Crown Plaza, Niagara Falls.
The theme of ‘Moving Forward: Great to Excellent’ was clearly evident at the spring Learning Forward Ontario conference in Niagara Falls on May 1st and 2nd. Over 120 educators from across Ontario joined together for learning directly related to the work they are doing in their school districts. The focus on adult learning brought together superintendents, school administrators, provincial leads, consultants and classroom teachers for a common purpose; improving learning outcomes for all students.
The conference included a few firsts for Learning Forward Ontario. It was our first conference in Niagara Falls, our first use of twitter (#LFO2014) and it was the first keynote address in Ontario for Dr. Judith Warren Little. Dr. Little is known for her work in support of creating conditions for teacher leadership and learning in schools. This focus was timely for the Learning Forward Ontario audience who pursue this goal in their own work.
Day two of the conference started with our president, Amy Lin and OMCA president, Cam McDonald moderating a panel discussion with mathematics leaders from across Canada.
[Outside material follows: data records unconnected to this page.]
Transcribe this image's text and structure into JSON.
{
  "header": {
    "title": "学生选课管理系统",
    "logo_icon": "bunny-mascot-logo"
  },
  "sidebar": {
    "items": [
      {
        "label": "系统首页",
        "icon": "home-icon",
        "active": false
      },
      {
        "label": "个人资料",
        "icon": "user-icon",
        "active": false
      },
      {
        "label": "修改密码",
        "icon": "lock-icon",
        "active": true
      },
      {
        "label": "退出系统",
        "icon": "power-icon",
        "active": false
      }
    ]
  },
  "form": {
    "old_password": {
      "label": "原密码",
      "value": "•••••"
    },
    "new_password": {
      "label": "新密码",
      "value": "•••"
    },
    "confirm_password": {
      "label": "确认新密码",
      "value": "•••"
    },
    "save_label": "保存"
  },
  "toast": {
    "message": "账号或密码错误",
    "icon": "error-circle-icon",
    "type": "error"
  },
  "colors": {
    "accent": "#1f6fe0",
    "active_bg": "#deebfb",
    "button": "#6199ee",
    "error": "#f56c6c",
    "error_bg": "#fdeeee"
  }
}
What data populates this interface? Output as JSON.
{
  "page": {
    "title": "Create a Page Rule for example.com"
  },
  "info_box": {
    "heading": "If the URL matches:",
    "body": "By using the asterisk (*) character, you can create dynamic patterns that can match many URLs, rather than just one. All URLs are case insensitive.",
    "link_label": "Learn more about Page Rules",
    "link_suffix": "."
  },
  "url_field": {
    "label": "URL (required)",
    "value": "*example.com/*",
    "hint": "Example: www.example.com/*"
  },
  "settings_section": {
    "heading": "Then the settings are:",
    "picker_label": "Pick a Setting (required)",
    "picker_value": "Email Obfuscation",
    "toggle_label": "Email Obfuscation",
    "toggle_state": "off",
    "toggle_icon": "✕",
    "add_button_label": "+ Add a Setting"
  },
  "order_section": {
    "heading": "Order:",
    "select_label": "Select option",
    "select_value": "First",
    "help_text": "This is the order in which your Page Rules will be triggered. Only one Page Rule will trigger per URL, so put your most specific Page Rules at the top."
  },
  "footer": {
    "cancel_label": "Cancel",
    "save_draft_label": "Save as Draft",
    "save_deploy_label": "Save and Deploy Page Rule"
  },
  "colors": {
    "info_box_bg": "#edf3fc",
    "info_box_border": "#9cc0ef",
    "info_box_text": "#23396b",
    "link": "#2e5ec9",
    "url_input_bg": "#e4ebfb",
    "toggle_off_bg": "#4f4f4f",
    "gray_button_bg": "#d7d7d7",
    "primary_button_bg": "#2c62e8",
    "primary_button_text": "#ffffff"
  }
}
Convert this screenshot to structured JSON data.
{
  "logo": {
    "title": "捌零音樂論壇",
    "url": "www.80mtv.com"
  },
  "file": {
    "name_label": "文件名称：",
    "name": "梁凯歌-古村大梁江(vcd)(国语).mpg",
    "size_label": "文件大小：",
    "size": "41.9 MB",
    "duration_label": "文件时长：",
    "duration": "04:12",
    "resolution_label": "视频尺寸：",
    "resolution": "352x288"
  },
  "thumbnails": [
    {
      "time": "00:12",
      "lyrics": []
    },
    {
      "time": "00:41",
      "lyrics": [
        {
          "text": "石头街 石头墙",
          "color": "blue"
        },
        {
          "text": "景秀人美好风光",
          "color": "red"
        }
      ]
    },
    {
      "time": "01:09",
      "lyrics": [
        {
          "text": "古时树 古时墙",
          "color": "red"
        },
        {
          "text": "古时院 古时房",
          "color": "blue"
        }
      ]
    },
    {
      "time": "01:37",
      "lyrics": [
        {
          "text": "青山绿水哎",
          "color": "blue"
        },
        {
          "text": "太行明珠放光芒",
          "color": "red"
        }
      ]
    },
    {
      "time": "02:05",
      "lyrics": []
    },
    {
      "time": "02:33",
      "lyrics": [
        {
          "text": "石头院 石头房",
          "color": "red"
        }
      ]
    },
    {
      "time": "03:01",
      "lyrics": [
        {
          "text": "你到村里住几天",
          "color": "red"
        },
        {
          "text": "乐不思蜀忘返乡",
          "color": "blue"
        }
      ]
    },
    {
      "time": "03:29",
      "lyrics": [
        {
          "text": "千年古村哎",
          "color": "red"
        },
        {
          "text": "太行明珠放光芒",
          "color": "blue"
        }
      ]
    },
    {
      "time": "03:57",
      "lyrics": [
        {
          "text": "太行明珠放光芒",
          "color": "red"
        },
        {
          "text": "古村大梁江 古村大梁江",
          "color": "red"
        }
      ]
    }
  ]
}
The panel consisted of David Martin (Alberta), Annie Savard (McGill U., Quebec), Dr. Marian Small (Ontario), and Jan Crofoot (Principal, Peel DSB). This question and answer session left participants with a clear national perspective on the current thinking on mathematics learning and teaching in Canada. Here are a few thoughts and comments that came out of the discussion:
Teacher training in teaching mathematics is importance but even more important is the culture in the school around professional learning
Teachers need to have a clear understanding of not only what but why they are teaching what they are teaching
Inquiry has to be more than just the thing that you want to do. We have to move beyond surface learning
Understanding needs to be the focus, not speed.
Value divergence not convergence in math.
Value thinking –have the students had to ‘think’ each day?
Student learning in mathematics continues to be a significant concern across Canada. This panel confirmed that that teachers and districts have the ability to improve math learning outcomes for students. We need to take the time to intentionally take the time to apply what we know in order to see the results students deserve.